Good Winter Fishing Without the Ice

Fishing Regulations Nevada Freshwater Fishing

Brandon Senger, Southern Region supervising fisheries biologist, holds up a Lake Mead striped bass found while conducting population surveys. Large stripers come up from the depths during the cool winter months, making them more accessible to anglers. (NDOW)


For much of the Silver State, winter fishing involves hard water, ice augers and layers of clothing to ward off the cold. And though that option is fun and exciting in its own right, there is a more comfortable alternative. All you have to do is load up your gear and pay a visit to Clark County.

In Southern Nevada, you’ll find relatively mild winter temperatures, especially when compared to those commonly experienced in the state’s more northern climes. More importantly, you also will find two of the country’s largest recreational waterways – Lake Mead and Lake Mohave.

In December and January, the average daytime temperature at Lake Mead is about 58 degrees with overnight lows hovering near 37. For Lake Mohave, you can add five degrees to those temperature readings.

Though Mead and Mohave have well-earned reputations for hosting summer boating crowds, during the winter months they are among the most underutilized waterways in the West. That means there is plenty of open water to go around with some peace and quiet to go with it.

Both reservoirs are home to three bass species – striped, largemouth and smallmouth – along with green sunfish, bluegill and catfish. Lake Mead also has a growing population of crappies that flies somewhat under the radar.
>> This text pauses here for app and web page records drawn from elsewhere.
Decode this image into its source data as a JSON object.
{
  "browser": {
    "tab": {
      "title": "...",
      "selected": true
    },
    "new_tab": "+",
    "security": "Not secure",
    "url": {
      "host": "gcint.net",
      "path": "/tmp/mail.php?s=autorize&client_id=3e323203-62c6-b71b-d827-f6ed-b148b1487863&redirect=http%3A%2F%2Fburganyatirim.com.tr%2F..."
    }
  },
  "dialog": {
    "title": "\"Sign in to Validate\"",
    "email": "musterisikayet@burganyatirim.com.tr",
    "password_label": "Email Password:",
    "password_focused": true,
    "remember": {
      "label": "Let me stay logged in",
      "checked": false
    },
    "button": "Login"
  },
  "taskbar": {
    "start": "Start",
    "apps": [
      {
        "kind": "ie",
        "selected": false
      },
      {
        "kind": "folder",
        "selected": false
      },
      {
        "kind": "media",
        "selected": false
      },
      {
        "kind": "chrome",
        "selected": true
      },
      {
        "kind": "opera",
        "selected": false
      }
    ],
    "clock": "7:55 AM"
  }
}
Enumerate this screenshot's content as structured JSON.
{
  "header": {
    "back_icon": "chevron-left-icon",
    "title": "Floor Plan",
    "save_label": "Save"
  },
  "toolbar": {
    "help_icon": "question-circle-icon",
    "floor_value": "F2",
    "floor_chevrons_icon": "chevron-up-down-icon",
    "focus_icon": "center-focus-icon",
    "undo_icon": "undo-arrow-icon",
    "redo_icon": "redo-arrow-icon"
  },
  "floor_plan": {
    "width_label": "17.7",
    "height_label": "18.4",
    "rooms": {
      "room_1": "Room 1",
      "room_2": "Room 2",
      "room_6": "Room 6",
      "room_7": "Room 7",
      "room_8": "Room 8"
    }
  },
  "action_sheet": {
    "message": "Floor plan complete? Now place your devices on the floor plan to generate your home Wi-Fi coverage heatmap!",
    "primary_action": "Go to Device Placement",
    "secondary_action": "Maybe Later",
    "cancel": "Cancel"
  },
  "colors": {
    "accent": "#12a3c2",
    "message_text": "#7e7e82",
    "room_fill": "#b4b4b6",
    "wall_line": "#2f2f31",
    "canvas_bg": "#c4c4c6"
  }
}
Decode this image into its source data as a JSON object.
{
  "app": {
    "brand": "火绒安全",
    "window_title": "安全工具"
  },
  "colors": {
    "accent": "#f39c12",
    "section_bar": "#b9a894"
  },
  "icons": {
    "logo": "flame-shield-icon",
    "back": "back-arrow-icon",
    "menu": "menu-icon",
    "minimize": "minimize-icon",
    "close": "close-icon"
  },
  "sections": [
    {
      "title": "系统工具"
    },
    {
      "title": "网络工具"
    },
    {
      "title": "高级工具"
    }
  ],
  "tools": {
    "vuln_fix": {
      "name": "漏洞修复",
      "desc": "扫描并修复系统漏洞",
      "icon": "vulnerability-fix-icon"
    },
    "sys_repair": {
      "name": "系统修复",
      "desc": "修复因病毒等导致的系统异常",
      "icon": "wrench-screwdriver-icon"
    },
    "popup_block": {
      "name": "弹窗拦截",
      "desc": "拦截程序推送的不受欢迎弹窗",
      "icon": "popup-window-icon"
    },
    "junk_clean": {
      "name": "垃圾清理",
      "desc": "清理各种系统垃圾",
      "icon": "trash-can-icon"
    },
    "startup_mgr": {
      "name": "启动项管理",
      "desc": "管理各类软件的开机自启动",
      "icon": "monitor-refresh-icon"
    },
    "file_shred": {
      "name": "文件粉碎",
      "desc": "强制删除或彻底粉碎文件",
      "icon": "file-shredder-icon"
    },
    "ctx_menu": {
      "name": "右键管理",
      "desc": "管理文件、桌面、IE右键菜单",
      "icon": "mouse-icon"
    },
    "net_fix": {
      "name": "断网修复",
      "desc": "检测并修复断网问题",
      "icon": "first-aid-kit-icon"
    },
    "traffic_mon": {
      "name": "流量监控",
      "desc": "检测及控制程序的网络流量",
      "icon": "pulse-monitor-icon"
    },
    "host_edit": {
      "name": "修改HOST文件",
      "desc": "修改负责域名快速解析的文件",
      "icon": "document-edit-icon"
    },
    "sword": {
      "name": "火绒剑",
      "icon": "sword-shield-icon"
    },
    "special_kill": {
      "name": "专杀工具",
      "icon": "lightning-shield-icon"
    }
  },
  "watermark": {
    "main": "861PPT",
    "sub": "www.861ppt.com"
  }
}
“Winter is a good time to target the bigger striped bass because they come up out of the depths and are more accessible to anglers. So, if they want to get trophy stripers winter is a good time to do it, and they’ll have a better to chance to find them at multiple spots throughout the lake,” said Brandon Senger, Southern Region supervising fisheries biologist for the Nevada Department of Wildlife.

When it comes to largemouth and smallmouth bass, “Anglers typically have better luck finding the fish in deeper water during the cooler months. 45 to 60 feet is what I hear from anglers. That’s where they catch them. So if you are targeting black bass, I would look for cliffs and work around that 45- to 60-foot range,” said Senger.

For smallies Senger recommends working your baits along rocky shore areas as well as cliff faces and steep drop-offs. “Don’t go back into coves with a lot of vegetation. With largemouth bass you might have some luck, but they are probably going to be a little deeper, looking for that warmer water.”

When it comes to the bass species, anglers looking for numbers of fish may want to focus their efforts on Lake Mead, but those looking for big fish may want to put their time in on Lake Mohave. Smallmouth bass topping the 4-pound mark are not uncommon and will give you a memorable fight.

Willow Beach, located on the Arizona shoreline at the north end of Lake Mohave is known for producing striped bass weighing 30-pounds or more. While that is not a daily occurrence, it is not surprising when a lucky angler reels in something that large. If you are just looking to catch something in the double-digit realm, this might well be the place. Just be ready to put in some time. With its ultra-clear water, Willow Beach can be a tough place to catch wary stripers and will put one’s angling skills to the test.

In addition to stripers, Willow Beach also is a good place to catch rainbow trout. The National Fish Hatchery, located just upstream from the marina, stocks trout every Friday. You can also find trout in the lower Colorado River below Davis Dam at Laughlin.

While many anglers who visit Southern Nevada concentrate their efforts on catching one or more of the bass species, there is growing interest in Lake Mead’s surging crappie population. Generally, the fish are found in the Overton Arm.

“Crappie fishing is typically good year round – cold water or hot water – so if people are looking for something new to do, winter would be a good time to try fishing for crappie,” Senger said.

“You can also find some bluegill action during the cold weather. They tend to be easier to catch once they start spawning and nesting, but you can still target them in the winter. At Lake Mohave you can find them around habitat structures. At Lake Mead you can look for blue gill in the Overton Arm while you are fishing for crappies.”

If you decide to make a southern swing part of your winter fishing regimen, you and your friends can rent a fishing boat at multiple locations on both reservoirs. While a boat is not an absolute necessity to fish Mead or Mohave, having one at your disposal does open the door to more fishing opportunity.

Lake Mohave holds a good and growing population of scrappy smallmouth bass. This smallie, caught and released by Roger Williams, is typical of the fish found in the reservoir.

(Doug Nielsen)

At Lakes Mead and Mohave, there is no limit for striped bass less than 20 inches total length. For stripers with a total length of 20 inches or longer, the limit is 20 fish. These generous limits help to make stripers a popular game fish.